What’s more, as Green also notes, it’s not clear whether other Democrats are right in arguing that Biden would be debilitated on this issue against Trump, since he’s got deep labor support and is associated in the region with Barack Obama’s bailout of the auto companies.
All those things will be litigated in the primaries. But either way, it seems plausible that whoever the Dem nominee is, the truly dominant factor will be Trump’s failures on the issue.
Biden’s team already appears to appreciate this. As Green reports:
Despite his early stumble on China, his advisers say he’s prepared to weather attacks on his trade record, wherever they come from, and roll out a plan of his own. That will likely include calls for better worker and environmental protections — and a multilateral approach to getting tougher on China, to contrast with Trump’s volatile solo style.
Whether or not NAFTA support is a liability, the Democratic nominee, whoever she is, will likely embrace some sort of progressive trade agenda that restores multilateral cooperation, with an eye toward agreements that boost wage and labor standards, and a multilateral response to Chinese trade practices.
Trump crows about his toughness toward China. But as Paul Krugman notes, Trump hasn’t built an international coalition against China’s abuses. Instead, he’s waging trade wars on multiple fronts, infuriating allies, so the war with China is better seen as an outgrowth of a broader series of disasters flowing from his xenophobic nationalism and general desire to tear down the international trading order.
Let’s not forget that in 2018, Republicans lost all six statewide races in Pennsylvania, Michigan, and Wisconsin. Sure, Trump is a different animal from those GOP candidates. But still, Trump’s trade war with China is unpopular.
A Washington Post-Schar School poll from July 2018 found that only 40 percent of registered voters nationwide thought trading tariffs with China will help U.S. jobs, vs. 56 percent who thought it would hurt.
The trade war is also unpopular in the industrial Midwest: According to the Post polling team, among voters in Pennsylvania, Michigan, Wisconsin, Ohio, and Iowa, those numbers were 39 percent to 59 percent.
If Trump’s trade wars continue to harm the country, he’ll be vulnerable to this contrast. And I suspect this debate will be colored by the broader unpopularity of America-First Trumpism. It’s no accident that Trump’s decision to pull out of the Paris climate deal and his disastrous immigration policies have also proved deeply unpopular.

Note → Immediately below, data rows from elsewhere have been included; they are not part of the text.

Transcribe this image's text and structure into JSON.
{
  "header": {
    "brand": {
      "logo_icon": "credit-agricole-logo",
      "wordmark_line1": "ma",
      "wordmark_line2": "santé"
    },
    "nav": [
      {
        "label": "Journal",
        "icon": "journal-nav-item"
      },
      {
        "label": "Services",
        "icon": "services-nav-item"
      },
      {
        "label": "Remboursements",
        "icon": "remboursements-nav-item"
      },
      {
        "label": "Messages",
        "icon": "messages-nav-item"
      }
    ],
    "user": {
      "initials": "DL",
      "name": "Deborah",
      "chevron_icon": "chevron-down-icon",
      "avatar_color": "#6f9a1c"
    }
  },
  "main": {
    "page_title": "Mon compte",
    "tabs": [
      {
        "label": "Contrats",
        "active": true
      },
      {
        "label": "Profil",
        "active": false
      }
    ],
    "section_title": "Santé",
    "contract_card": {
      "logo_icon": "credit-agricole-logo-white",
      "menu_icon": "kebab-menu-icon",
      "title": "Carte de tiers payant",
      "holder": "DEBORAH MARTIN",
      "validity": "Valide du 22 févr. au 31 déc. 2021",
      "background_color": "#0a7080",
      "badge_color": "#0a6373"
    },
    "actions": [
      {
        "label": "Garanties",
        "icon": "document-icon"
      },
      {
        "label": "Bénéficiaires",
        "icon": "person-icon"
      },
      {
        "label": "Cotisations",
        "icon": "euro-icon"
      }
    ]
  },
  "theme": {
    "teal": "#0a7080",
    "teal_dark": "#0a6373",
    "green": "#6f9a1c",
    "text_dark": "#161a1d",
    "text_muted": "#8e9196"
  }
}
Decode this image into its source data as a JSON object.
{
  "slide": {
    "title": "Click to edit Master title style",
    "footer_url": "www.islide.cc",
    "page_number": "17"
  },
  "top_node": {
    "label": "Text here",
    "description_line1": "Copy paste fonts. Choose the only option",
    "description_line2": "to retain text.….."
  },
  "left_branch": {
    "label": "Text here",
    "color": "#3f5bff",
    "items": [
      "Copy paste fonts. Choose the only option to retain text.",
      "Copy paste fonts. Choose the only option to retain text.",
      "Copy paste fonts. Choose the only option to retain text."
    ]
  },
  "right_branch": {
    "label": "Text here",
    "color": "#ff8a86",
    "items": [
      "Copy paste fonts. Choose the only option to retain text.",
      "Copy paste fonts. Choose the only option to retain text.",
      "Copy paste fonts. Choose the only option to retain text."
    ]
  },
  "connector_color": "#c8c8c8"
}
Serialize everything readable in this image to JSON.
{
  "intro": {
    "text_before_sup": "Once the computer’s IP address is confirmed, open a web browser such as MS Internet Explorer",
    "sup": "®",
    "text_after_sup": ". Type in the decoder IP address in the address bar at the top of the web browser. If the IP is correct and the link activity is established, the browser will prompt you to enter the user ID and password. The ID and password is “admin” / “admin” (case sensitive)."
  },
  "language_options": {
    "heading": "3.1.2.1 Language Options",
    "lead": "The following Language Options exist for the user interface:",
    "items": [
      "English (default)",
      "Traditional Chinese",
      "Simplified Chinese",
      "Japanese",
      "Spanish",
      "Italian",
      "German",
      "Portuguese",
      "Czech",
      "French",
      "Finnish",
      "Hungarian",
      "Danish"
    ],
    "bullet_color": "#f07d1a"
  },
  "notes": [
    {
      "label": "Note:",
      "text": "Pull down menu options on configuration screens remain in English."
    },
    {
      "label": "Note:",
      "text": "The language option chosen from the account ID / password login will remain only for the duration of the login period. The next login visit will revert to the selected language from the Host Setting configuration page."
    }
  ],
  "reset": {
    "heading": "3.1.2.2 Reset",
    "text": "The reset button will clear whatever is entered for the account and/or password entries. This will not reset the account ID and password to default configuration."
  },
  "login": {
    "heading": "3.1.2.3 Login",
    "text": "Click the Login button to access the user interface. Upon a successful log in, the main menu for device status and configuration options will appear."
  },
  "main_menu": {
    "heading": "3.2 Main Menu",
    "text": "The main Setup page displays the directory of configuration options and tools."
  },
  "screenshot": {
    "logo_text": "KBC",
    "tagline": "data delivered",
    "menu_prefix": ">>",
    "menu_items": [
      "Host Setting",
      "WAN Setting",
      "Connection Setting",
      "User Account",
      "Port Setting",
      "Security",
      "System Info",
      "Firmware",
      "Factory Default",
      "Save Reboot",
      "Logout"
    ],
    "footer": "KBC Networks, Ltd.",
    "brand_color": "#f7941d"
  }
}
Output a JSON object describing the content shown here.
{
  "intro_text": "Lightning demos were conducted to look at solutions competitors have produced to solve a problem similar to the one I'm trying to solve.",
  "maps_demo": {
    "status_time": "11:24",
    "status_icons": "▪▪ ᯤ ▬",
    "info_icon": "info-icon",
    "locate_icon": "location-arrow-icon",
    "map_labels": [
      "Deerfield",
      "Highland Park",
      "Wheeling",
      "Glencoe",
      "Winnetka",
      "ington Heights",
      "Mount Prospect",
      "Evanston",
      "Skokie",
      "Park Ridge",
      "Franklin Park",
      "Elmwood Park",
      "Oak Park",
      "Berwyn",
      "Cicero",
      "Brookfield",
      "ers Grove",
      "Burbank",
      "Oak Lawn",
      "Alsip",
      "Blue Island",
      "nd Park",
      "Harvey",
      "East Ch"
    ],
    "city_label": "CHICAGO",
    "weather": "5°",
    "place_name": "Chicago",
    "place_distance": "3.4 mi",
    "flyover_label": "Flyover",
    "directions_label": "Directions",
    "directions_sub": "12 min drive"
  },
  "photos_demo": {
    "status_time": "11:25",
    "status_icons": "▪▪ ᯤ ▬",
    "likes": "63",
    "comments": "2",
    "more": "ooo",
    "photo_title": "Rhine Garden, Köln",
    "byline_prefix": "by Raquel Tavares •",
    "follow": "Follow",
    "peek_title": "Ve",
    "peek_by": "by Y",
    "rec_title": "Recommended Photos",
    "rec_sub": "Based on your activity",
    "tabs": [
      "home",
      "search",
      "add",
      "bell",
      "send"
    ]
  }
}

The public is now seeing the reality of “America First" as a basis for complicated policy decisions in an increasingly interdependent world, and recoiling at it. This isn’t a debate Democrats need to fear.